> [Directions] Determine how many lines in this listing contain the word "activity" and report that number by itself.
☆ ☆ ☆ ☆ ☆ ☆ ☆
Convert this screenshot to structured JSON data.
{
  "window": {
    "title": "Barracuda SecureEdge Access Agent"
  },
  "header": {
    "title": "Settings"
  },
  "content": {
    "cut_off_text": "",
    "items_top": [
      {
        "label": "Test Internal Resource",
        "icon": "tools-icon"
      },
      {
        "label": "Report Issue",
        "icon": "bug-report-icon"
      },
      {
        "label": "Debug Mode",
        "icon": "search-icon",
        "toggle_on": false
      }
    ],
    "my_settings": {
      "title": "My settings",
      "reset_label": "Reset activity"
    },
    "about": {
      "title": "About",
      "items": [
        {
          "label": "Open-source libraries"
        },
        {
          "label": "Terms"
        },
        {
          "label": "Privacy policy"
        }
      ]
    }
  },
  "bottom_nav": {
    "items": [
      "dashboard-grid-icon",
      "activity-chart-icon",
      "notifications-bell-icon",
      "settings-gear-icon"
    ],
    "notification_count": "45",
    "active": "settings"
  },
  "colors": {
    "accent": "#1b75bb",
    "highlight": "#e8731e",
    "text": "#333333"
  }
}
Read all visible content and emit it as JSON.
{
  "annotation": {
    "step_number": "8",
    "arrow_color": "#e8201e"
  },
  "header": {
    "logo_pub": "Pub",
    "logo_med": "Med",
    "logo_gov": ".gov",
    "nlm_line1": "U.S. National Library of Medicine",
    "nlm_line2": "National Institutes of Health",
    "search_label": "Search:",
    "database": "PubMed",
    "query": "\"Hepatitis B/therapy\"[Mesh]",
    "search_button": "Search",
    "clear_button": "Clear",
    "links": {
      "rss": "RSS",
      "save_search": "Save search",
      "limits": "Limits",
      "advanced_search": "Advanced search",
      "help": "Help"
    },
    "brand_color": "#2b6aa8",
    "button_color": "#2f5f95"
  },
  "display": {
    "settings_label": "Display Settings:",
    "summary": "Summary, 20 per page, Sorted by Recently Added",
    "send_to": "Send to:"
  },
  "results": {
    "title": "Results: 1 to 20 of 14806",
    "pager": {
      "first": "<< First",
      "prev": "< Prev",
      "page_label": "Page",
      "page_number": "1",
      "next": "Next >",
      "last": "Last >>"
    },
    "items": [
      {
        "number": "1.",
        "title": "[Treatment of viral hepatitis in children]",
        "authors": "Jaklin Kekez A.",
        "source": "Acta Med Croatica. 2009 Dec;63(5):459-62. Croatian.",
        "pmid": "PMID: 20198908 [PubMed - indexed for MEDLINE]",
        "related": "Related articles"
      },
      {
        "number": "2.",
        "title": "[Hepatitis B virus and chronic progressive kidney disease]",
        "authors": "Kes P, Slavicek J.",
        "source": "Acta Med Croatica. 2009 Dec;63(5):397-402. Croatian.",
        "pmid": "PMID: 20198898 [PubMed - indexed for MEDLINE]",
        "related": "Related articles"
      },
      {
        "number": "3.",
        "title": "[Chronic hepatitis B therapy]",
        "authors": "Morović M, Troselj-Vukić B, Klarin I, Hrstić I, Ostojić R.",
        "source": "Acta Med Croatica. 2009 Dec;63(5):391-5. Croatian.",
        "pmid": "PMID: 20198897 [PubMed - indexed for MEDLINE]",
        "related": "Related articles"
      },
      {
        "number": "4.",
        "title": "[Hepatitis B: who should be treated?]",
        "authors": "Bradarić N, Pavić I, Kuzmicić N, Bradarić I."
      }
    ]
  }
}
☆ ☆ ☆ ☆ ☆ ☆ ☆
> [Solution] 2